**Component data from apps and pages**.
++++++

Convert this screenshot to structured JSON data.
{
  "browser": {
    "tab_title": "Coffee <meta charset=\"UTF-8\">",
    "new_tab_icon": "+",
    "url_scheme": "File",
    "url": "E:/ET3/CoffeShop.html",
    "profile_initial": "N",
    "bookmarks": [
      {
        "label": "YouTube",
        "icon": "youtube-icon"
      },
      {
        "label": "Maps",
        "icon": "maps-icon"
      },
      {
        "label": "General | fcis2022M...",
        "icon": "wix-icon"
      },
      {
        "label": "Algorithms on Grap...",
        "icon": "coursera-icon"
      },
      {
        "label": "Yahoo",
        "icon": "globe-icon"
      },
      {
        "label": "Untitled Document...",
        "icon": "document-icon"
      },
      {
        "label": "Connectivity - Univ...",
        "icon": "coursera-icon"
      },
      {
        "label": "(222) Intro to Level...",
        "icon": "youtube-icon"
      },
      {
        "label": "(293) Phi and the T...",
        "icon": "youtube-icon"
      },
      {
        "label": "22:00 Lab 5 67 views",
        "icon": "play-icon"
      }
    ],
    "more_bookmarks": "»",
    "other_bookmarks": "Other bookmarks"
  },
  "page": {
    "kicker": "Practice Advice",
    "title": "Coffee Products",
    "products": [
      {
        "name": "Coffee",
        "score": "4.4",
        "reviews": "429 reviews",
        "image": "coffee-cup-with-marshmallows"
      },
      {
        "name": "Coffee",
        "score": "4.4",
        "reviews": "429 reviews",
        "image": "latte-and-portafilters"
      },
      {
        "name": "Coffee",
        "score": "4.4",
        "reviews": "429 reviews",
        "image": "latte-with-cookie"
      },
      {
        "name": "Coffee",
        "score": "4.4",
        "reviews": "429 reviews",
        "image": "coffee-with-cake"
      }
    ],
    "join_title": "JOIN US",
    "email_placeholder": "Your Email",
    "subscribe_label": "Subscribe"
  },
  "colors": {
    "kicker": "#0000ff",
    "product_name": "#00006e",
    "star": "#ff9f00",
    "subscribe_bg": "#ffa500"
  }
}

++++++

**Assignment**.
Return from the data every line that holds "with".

**Solution for this task**.
        "image": "coffee-cup-with-marshmallows"
        "image": "latte-with-cookie"
        "image": "coffee-with-cake"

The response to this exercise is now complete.